WORK ITEM: Go through the data and copy every line in which "icon" appears.

EXTRACTED RECORDS:
*** Block opens ***

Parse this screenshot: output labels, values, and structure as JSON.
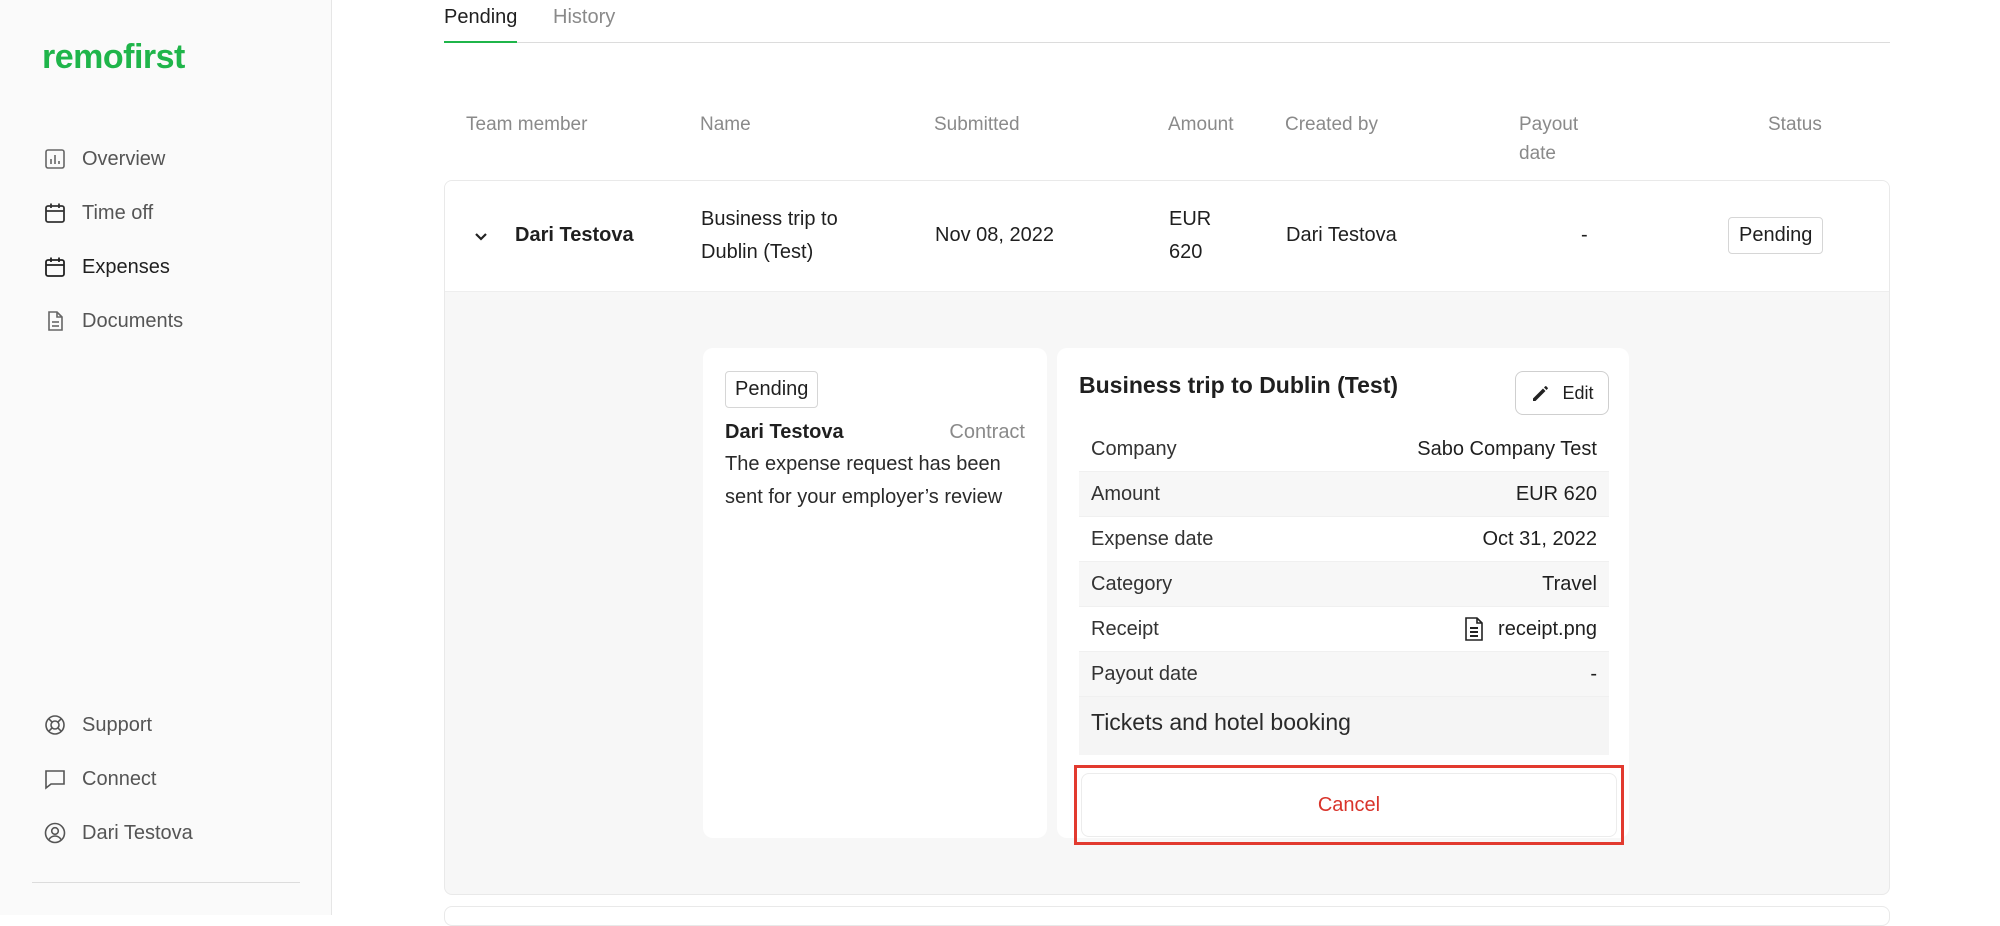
{
  "app": {
    "logo": "remofirst",
    "brand_color": "#1fb54a",
    "danger_color": "#d9342b"
  },
  "sidebar": {
    "items": [
      {
        "label": "Overview",
        "icon": "bar-chart-icon"
      },
      {
        "label": "Time off",
        "icon": "calendar-icon"
      },
      {
        "label": "Expenses",
        "icon": "calendar-icon",
        "active": true
      },
      {
        "label": "Documents",
        "icon": "document-icon"
      }
    ],
    "bottom_items": [
      {
        "label": "Support",
        "icon": "lifebuoy-icon"
      },
      {
        "label": "Connect",
        "icon": "chat-icon"
      },
      {
        "label": "Dari Testova",
        "icon": "user-icon"
      }
    ]
  },
  "tabs": [
    {
      "label": "Pending",
      "active": true
    },
    {
      "label": "History",
      "active": false
    }
  ],
  "table": {
    "headers": [
      "Team member",
      "Name",
      "Submitted",
      "Amount",
      "Created by",
      "Payout date",
      "Status"
    ],
    "headers_payout_line1": "Payout",
    "headers_payout_line2": "date",
    "row": {
      "team_member": "Dari Testova",
      "name_line1": "Business trip to",
      "name_line2": "Dublin (Test)",
      "submitted": "Nov 08, 2022",
      "amount_line1": "EUR",
      "amount_line2": "620",
      "created_by": "Dari Testova",
      "payout_date": "-",
      "status": "Pending"
    }
  },
  "detail": {
    "status_badge": "Pending",
    "author": "Dari Testova",
    "author_role": "Contract",
    "message_line1": "The expense request has been",
    "message_line2": "sent for your employer’s review",
    "title": "Business trip to Dublin (Test)",
    "edit_label": "Edit",
    "fields": [
      {
        "label": "Company",
        "value": "Sabo Company Test"
      },
      {
        "label": "Amount",
        "value": "EUR 620"
      },
      {
        "label": "Expense date",
        "value": "Oct 31, 2022"
      },
      {
        "label": "Category",
        "value": "Travel"
      },
      {
        "label": "Receipt",
        "value": "receipt.png"
      },
      {
        "label": "Payout date",
        "value": "-"
      }
    ],
    "note": "Tickets and hotel booking",
    "cancel_label": "Cancel"
  }
}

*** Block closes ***

OUTPUT FOR THIS TASK:
        "icon": "bar-chart-icon"
        "icon": "calendar-icon"
        "icon": "calendar-icon",
        "icon": "document-icon"
        "icon": "lifebuoy-icon"
        "icon": "chat-icon"
        "icon": "user-icon"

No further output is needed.